The latest local example is the collaboration between Terry Tempest Williams and Doug Himes ("Earthly messengers," discussed here), but the tradition of mixing fine painting with prose and poetry began even before "The Book Of Kells."Part of the intrigue of such collaborations is that books work on two levels. The can be a means to an end -- and efficient way to get the word out -- or the book can become an artifact in its own right. "The Two Penny Press" in California goes the former route, selling its volumes for 2 cents each. Salvador Dali's million-dollar calf skin volume with original paintings opts for the latter.
Get it wrong and you end up like Ricardo Sanches, with a luxurious over-priced collection of populist writing that nobody wants, or like Garcia Marquez, author of a literary masterpiece printed on cheap paper with bad ink.
When the magic works, however, it's the best of both worlds. in the case of Himes and Williams the magic is working. **** People who know Terry Tempest Williams will tell you she's a writer who speaks the truth. She doesn't fake it. Like I.B. Singer, she says simple things that have depth. Reading her work is a bit like looking into the clear pools of Yellowstone Park.
Her literary ancestors are Emerson, Thoreau and other transcendentalists who never distinguished between nature (small "n") and "Nature," the over-soul that animates the world.
In a way, in fact, that wedding of spirit and substance is the theme of her latest book, "Earthly Messengers."
"I think it would be presumptuous of me to say I'm a poet," she says. "In the book I simply try to present a few, short episodes of what comes and goes in life. It's a book about all the messengers in our lives, about the places where the outer and inner worlds meet."
The setting for "Earthly Messengers" is the bedroom of the Williams home in Emigration Canyon. The book is a bestiary, a roll call of the small woodsy creatures that have come into the room over the years. Moths, hummingbirds, bats, deer all pay a visit. When they leave the writer is left pondering the spiritual and mythological aspects of such miracles.
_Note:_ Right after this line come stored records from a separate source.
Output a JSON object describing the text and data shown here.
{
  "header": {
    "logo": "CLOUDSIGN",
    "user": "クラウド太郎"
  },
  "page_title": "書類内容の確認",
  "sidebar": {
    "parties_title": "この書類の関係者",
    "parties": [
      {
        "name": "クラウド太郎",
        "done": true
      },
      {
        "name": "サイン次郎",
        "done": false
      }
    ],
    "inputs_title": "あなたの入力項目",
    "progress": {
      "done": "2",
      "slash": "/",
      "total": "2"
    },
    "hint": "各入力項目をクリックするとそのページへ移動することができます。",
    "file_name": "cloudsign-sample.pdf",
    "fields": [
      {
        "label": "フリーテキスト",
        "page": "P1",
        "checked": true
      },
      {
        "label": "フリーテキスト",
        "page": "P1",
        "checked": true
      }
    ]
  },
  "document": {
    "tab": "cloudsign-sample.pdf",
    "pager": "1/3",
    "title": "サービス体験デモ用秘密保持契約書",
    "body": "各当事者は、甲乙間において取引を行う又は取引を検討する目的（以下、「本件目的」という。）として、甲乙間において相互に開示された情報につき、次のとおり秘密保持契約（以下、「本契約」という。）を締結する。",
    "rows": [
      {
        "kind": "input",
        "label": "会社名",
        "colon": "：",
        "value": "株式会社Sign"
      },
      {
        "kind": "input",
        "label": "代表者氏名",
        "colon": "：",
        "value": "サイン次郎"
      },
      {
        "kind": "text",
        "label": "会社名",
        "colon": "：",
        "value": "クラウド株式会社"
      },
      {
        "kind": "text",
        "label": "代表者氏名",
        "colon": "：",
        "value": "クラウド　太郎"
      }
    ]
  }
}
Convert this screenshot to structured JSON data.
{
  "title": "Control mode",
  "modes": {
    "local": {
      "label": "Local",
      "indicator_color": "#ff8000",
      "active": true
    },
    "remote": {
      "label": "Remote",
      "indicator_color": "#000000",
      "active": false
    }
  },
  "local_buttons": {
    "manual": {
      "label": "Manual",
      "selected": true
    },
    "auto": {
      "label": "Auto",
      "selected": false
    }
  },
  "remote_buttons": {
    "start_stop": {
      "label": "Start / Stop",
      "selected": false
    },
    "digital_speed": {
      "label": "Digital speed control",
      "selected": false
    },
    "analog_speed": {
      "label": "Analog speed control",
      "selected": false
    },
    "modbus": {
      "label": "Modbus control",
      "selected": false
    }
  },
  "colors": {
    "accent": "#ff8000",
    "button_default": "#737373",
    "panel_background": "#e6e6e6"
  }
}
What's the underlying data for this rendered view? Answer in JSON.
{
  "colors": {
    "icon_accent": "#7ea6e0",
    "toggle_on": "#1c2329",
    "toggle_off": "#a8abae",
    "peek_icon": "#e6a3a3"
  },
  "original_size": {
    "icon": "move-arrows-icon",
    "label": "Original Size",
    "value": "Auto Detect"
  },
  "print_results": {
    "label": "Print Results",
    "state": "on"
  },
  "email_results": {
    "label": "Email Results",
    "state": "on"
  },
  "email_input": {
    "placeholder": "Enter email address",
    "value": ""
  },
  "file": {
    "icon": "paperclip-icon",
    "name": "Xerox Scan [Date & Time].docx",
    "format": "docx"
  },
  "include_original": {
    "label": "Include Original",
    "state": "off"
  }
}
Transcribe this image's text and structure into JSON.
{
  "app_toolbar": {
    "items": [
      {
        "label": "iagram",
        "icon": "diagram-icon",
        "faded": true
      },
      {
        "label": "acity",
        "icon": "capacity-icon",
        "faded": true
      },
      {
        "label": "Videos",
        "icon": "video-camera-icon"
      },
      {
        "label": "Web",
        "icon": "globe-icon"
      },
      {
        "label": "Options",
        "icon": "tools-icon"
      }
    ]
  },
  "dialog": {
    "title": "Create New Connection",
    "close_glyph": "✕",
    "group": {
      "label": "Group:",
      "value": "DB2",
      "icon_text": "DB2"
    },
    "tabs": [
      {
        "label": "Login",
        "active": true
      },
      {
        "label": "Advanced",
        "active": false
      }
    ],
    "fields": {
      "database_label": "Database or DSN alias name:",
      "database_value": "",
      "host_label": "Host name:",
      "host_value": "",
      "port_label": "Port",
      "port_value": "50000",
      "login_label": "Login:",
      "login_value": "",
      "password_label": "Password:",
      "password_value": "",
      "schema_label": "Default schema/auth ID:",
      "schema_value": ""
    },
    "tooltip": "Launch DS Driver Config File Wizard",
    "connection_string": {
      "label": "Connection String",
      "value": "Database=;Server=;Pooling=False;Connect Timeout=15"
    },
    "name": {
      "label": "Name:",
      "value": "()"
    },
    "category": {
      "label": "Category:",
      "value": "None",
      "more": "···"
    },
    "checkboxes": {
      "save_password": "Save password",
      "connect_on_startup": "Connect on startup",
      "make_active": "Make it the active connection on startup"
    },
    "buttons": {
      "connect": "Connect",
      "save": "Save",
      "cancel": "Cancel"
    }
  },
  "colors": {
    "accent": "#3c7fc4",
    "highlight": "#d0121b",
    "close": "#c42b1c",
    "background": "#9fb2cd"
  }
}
"There's magic in the ordinary world if you look for it," says Williams. "All you need to do is be attentive. Every day things can be construed as mythic."
As for the collaboration with artist Hal Doug Himes, Williams feels their work has been a marriage of true minds.
"It's like that notion of `one plus one equals three,' " she says. "By working together, we've produced something greater than our contributions. The book was both written and drawn with great restraint. Doug is amazing. His internal landscape is as vivid as anyone I've ever met. I admire the connections he makes, the questions he asks.
"As for me, a book like this is both functional and beautiful - like an Anasazi pot. It's an intimate book, small, private; something you can hold in your hand."
"Earthly Messengers" will be available around Dec. 20. It is being sold exclusively by the Dolores Chase Art Gallery (1431/2 Pierpont in Salt Lake City).
There are two editions: one for $35, another for $125. Both are printed on Kochi paper in Bembo 12-point type (a 15th century typeface). There is no acid paper in the book, no tape, no glue. All bindings are hand-sewn. Each $125 version has a postcard-sized original watercolor done by Himes.
For information call the gallery at 328-2787.
As background information, it should be noted that several local presses continue to produce first-rate "individually crafted" books. The Red Butte Press at the University of Utah has brought out some real collector's items in the past couple of years, and Donnell Hunter - now at Brigham Young University - offers limited, letter-press editions of Leslie Norris, William Stafford and his own work.
"Earthly Messengers" will join those books not only as a handsome artifact, but as good literature and a good investment. As the reputations of Williams and Himes grow, copies of this book will undoubtedly end up in the shops of antiquarian books dealers. And there, the value of limited-edition, fine press books goes up every day.